Sweden said Friday it would seek to lift a ban on inspections of the wreck of the Estonia ferry.
The Estonia was on its way from the Estonian capital of Tallinn to Stockholm when it sank in the Baltic Sea in September 1994. With the loss of 852 lives, it was one of the worst maritime disasters of the 20th century.
A 1997 inquiry concluded the disaster was caused by the bow door of the ship being wrenched open in a storm, allowing water to gush into the car deck.
Swedish accident authorities jointly requested the amendment of the diving ban agreed with Estonia and Finland after a documentary showed new footage of damage to the hull.
"The purpose is to find out what the hole is," said John Ahlberk, head of the Swedish Accident Investigation Authority.

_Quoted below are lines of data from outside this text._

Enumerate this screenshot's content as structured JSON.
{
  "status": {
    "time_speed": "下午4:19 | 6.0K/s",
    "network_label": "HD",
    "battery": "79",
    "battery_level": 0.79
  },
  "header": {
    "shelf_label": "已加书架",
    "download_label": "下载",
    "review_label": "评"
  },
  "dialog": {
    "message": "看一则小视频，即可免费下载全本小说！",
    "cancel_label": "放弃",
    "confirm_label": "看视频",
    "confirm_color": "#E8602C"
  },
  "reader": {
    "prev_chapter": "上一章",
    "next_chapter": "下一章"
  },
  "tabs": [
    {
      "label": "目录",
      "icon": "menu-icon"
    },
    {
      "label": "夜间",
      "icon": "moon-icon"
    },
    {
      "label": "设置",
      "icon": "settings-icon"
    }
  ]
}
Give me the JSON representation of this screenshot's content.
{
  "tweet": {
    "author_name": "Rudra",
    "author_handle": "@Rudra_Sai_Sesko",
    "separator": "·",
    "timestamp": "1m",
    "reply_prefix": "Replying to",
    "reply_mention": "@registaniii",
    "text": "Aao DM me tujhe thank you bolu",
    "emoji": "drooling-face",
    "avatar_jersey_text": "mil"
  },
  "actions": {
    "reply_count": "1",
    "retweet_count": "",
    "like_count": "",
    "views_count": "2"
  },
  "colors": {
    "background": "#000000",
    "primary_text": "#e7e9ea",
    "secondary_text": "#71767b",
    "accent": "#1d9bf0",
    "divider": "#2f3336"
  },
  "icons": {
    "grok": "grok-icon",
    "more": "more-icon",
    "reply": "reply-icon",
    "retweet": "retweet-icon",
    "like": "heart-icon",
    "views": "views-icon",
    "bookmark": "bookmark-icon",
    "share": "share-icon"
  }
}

Dives down to the site are illegal as the wreck has been designated a final resting place by the governments of Sweden, Estonia and Finland.
In September, a Discovery Network documentary about the disaster included new underwater video images from the wreck site showing two previously unknown holes on the starboard side of the ship's hull.
Experts told the filmmakers that only a massive external force would be strong enough to cause the rupture, causing speculation about what happened to the ship.
According to the head of the Swedish Accident Investigation Authority, John Ahlberk, there is nothing in the new preliminary assessments to call into question the official investigation at this stage.
Keeping the peace
"We have no plans to rescind the law on protecting the peace of the grave, but we will look into how the law needs to be adapted to do the surveys the accident investigation authority wants to do," Swedish Home Affairs Minister Mikael Damberg told a press conference.
"I am convinced that it is possible to carry out on-site investigations in a responsible manner," Damberg added.
Preliminary work on the amendments that would allow the dive has begun. They could be approved during the first half of 2021.
kmm/sms (Reuters, AP, AFP, dpa)